Exercise prompt:
Each record below has to be printed verbatim.

Material provided:
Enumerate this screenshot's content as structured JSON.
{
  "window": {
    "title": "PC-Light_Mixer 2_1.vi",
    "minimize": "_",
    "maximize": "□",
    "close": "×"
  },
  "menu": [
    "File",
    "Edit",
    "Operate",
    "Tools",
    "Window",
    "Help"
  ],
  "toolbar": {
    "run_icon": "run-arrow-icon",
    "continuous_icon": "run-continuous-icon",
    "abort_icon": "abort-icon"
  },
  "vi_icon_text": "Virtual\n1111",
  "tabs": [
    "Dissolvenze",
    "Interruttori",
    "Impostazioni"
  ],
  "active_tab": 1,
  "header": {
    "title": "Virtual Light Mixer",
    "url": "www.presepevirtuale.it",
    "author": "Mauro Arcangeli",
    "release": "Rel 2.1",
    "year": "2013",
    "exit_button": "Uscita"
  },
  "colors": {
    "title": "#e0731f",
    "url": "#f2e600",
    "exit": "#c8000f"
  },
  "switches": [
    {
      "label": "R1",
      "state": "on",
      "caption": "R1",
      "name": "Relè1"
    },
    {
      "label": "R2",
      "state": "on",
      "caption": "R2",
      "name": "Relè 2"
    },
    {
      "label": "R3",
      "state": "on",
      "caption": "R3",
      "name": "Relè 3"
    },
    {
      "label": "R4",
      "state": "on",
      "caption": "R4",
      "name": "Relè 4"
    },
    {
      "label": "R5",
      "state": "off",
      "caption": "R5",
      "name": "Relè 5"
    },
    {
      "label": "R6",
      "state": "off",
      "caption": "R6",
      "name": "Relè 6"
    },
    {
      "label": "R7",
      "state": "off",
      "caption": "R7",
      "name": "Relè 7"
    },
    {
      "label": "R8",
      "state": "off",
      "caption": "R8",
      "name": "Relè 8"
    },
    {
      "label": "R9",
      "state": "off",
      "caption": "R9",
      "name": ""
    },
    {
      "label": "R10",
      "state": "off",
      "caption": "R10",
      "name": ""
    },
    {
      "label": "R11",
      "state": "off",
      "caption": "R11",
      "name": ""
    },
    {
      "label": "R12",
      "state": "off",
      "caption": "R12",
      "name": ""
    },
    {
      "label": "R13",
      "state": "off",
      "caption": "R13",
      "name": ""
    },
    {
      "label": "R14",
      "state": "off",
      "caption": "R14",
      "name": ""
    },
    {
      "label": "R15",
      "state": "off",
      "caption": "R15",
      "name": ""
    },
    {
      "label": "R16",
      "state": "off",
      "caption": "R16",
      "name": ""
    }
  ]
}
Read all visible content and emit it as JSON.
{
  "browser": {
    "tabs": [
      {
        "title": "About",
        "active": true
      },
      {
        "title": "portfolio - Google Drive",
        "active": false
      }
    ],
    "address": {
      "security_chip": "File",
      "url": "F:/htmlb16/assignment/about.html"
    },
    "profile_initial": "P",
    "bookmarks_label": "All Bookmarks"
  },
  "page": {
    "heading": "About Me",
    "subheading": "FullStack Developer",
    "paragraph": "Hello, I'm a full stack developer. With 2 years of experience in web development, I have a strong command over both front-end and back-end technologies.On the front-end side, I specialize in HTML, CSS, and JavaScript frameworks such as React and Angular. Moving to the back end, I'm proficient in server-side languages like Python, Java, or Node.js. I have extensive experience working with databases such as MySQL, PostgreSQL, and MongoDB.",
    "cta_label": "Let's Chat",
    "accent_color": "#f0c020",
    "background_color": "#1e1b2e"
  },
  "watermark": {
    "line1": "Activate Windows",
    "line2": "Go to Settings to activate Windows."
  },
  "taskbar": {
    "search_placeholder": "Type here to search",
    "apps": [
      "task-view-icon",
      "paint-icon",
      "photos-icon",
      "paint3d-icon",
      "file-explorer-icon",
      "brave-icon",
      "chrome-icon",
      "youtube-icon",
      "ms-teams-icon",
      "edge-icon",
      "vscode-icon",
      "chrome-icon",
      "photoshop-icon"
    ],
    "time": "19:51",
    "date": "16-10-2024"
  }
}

Answer to the problem:
Enumerate this screenshot's content as structured JSON.
{
  "window": {
    "title": "PC-Light_Mixer 2_1.vi",
    "minimize": "_",
    "maximize": "□",
    "close": "×"
  },
  "menu": [
    "File",
    "Edit",
    "Operate",
    "Tools",
    "Window",
    "Help"
  ],
  "toolbar": {
    "run_icon": "run-arrow-icon",
    "continuous_icon": "run-continuous-icon",
    "abort_icon": "abort-icon"
  },
  "vi_icon_text": "Virtual\n1111",
  "tabs": [
    "Dissolvenze",
    "Interruttori",
    "Impostazioni"
  ],
  "active_tab": 1,
  "header": {
    "title": "Virtual Light Mixer",
    "url": "www.presepevirtuale.it",
    "author": "Mauro Arcangeli",
    "release": "Rel 2.1",
    "year": "2013",
    "exit_button": "Uscita"
  },
  "colors": {
    "title": "#e0731f",
    "url": "#f2e600",
    "exit": "#c8000f"
  },
  "switches": [
    {
      "label": "R1",
      "state": "on",
      "caption": "R1",
      "name": "Relè1"
    },
    {
      "label": "R2",
      "state": "on",
      "caption": "R2",
      "name": "Relè 2"
    },
    {
      "label": "R3",
      "state": "on",
      "caption": "R3",
      "name": "Relè 3"
    },
    {
      "label": "R4",
      "state": "on",
      "caption": "R4",
      "name": "Relè 4"
    },
    {
      "label": "R5",
      "state": "off",
      "caption": "R5",
      "name": "Relè 5"
    },
    {
      "label": "R6",
      "state": "off",
      "caption": "R6",
      "name": "Relè 6"
    },
    {
      "label": "R7",
      "state": "off",
      "caption": "R7",
      "name": "Relè 7"
    },
    {
      "label": "R8",
      "state": "off",
      "caption": "R8",
      "name": "Relè 8"
    },
    {
      "label": "R9",
      "state": "off",
      "caption": "R9",
      "name": ""
    },
    {
      "label": "R10",
      "state": "off",
      "caption": "R10",
      "name": ""
    },
    {
      "label": "R11",
      "state": "off",
      "caption": "R11",
      "name": ""
    },
    {
      "label": "R12",
      "state": "off",
      "caption": "R12",
      "name": ""
    },
    {
      "label": "R13",
      "state": "off",
      "caption": "R13",
      "name": ""
    },
    {
      "label": "R14",
      "state": "off",
      "caption": "R14",
      "name": ""
    },
    {
      "label": "R15",
      "state": "off",
      "caption": "R15",
      "name": ""
    },
    {
      "label": "R16",
      "state": "off",
      "caption": "R16",
      "name": ""
    }
  ]
}
Read all visible content and emit it as JSON.
{
  "browser": {
    "tabs": [
      {
        "title": "About",
        "active": true
      },
      {
        "title": "portfolio - Google Drive",
        "active": false
      }
    ],
    "address": {
      "security_chip": "File",
      "url": "F:/htmlb16/assignment/about.html"
    },
    "profile_initial": "P",
    "bookmarks_label": "All Bookmarks"
  },
  "page": {
    "heading": "About Me",
    "subheading": "FullStack Developer",
    "paragraph": "Hello, I'm a full stack developer. With 2 years of experience in web development, I have a strong command over both front-end and back-end technologies.On the front-end side, I specialize in HTML, CSS, and JavaScript frameworks such as React and Angular. Moving to the back end, I'm proficient in server-side languages like Python, Java, or Node.js. I have extensive experience working with databases such as MySQL, PostgreSQL, and MongoDB.",
    "cta_label": "Let's Chat",
    "accent_color": "#f0c020",
    "background_color": "#1e1b2e"
  },
  "watermark": {
    "line1": "Activate Windows",
    "line2": "Go to Settings to activate Windows."
  },
  "taskbar": {
    "search_placeholder": "Type here to search",
    "apps": [
      "task-view-icon",
      "paint-icon",
      "photos-icon",
      "paint3d-icon",
      "file-explorer-icon",
      "brave-icon",
      "chrome-icon",
      "youtube-icon",
      "ms-teams-icon",
      "edge-icon",
      "vscode-icon",
      "chrome-icon",
      "photoshop-icon"
    ],
    "time": "19:51",
    "date": "16-10-2024"
  }
}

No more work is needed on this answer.